Nick Turse’s The Complex: How the Military Invades Our Everyday Lives destroys any pretense of any “enlightenment distinction between civil society and State.” Turse’s scholarship is analogous to some extent to the New Left’s deconstruction of the myths of corporate liberalism. In this case, however, the radical non-libertarian left takes down the “restoration project.” I’ll give ya’ll a clue here. It’s not the likes of Chris Beam or any other from the bevy of establishment progressive writers who actually take down Cato. It’s Nick Turse.
Tim Lee writes historical revisionism like this:
Wage and price controls were a standard tool of economic policymaking in the 1970s.
That’s a half truth. They weren’t really “standard tools;” rather they were last ditch desperate measures to stabilize the crumbling Bretton Woods regime. Bretton Woods transitioned to Chicago. And Chicago hit the wall in 2008. TARP, the bailouts, the increased monopolization of money and credit were measures to stabilize Chicago in an analogous way that the wage and price controls of the early 1970s were invoked to stabilize Keynesian Bretton Woods. But this type of stability comes at the price of resiliency, meaning that increasingly draconian measures have to be employed to stabilize against increasingly minor shocks to system. The system has to transition to a new “regime.” But what alternative rules-based “capitalist regime” is there to transition to? (1) Oligarchy (2) Anarchy

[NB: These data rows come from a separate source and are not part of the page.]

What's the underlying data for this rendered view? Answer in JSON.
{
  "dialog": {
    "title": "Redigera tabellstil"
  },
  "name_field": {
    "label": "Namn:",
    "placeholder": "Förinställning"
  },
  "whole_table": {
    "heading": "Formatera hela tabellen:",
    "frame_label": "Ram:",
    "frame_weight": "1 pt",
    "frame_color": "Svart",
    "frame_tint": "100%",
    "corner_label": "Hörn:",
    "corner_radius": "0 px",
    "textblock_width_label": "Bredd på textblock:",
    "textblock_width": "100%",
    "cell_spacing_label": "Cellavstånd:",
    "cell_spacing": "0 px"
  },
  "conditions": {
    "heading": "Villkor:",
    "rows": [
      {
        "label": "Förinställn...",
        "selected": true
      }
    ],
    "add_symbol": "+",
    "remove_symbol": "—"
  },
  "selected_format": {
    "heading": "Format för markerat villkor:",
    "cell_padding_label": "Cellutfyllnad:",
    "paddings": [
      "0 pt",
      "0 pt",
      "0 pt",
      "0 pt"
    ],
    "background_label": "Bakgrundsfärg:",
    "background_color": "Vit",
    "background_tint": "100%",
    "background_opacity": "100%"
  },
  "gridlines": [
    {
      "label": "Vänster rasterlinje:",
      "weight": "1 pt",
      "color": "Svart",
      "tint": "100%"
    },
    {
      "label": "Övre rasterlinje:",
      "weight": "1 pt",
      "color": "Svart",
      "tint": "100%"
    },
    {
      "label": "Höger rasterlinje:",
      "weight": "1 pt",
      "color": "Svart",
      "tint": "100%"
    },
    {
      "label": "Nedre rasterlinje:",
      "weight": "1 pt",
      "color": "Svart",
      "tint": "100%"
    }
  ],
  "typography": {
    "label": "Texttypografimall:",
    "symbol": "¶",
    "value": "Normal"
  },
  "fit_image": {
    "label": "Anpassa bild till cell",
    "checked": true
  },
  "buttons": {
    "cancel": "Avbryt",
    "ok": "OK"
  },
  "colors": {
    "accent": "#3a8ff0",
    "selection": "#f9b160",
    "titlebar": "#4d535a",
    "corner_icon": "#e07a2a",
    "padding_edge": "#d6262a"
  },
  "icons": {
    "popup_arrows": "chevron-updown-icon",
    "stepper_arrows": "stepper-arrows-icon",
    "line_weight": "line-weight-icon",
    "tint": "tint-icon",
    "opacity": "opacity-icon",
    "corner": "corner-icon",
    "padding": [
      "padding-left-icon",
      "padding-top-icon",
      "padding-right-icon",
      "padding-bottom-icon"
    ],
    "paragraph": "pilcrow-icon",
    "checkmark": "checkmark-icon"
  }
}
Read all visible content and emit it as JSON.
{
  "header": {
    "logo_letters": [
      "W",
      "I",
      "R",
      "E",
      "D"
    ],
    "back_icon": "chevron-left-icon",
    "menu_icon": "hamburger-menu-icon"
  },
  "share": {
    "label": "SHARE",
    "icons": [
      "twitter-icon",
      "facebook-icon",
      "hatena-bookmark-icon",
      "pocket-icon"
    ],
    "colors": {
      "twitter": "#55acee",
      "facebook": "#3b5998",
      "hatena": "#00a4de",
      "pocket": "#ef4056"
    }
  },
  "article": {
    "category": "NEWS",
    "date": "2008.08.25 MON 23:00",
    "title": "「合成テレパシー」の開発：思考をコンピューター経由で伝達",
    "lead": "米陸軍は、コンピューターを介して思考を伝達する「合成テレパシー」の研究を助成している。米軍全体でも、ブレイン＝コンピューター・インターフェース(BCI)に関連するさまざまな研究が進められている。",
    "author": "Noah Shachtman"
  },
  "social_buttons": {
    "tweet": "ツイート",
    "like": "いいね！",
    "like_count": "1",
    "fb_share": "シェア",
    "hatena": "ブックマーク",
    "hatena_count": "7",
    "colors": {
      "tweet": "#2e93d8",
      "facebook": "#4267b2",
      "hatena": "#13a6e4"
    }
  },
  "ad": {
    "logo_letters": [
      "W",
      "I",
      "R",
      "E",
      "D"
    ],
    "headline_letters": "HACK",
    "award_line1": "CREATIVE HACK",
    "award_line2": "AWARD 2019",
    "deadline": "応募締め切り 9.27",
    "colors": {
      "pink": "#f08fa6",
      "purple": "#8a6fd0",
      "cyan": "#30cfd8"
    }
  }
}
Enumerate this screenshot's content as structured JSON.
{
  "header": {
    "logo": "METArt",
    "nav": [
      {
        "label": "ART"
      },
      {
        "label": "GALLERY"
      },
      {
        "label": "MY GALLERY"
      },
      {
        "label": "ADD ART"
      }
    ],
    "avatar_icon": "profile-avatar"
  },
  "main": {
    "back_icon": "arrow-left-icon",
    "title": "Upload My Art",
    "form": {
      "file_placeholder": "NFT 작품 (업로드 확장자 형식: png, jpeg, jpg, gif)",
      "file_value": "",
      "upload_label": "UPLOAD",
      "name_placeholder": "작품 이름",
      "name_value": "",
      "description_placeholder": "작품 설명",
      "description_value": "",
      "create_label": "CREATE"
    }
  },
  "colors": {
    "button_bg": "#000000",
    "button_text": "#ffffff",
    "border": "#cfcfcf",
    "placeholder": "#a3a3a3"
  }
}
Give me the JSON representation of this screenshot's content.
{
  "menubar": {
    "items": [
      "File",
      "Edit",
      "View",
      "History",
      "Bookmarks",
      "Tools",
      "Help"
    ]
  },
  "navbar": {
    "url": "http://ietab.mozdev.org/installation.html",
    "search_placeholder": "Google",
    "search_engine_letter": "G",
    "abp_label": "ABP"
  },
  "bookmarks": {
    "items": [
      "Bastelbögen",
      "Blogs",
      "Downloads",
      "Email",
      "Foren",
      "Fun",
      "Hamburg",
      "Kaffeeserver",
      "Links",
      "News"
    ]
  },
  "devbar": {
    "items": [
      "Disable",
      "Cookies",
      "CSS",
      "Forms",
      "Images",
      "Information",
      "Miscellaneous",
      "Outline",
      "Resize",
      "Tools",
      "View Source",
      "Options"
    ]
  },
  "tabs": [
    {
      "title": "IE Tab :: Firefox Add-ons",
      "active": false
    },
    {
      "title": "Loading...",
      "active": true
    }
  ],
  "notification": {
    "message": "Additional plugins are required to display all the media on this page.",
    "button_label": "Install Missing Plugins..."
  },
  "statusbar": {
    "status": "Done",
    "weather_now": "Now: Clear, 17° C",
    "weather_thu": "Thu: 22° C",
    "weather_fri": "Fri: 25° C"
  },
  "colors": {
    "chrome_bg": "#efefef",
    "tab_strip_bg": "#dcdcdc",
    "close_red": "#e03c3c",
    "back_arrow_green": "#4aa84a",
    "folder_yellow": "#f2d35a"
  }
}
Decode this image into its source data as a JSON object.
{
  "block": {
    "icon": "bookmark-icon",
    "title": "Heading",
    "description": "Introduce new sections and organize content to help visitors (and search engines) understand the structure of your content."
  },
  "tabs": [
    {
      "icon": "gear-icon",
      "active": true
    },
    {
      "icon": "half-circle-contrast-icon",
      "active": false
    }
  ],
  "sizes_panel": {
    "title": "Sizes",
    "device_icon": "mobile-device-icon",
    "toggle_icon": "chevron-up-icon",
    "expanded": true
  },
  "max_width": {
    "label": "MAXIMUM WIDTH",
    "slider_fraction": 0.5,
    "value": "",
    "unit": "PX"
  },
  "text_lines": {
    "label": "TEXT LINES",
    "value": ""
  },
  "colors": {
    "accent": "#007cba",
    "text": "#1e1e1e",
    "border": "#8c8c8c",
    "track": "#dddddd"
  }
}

So, I would suggest why there is good reason to be afraid of this massive National Security State, Intelligence Apparatus that has evolved. And when I read Wilkinson or Drum on these matters, I will point out that they engaging in an anachronistic debate–debating Keynes vs Hayek with respect to regimes that no longer exist.
A coherent debate would be around what type of regime you want to live under going forward. But don’t expect oligarchy vs anarchy to be the topic of polite political debate…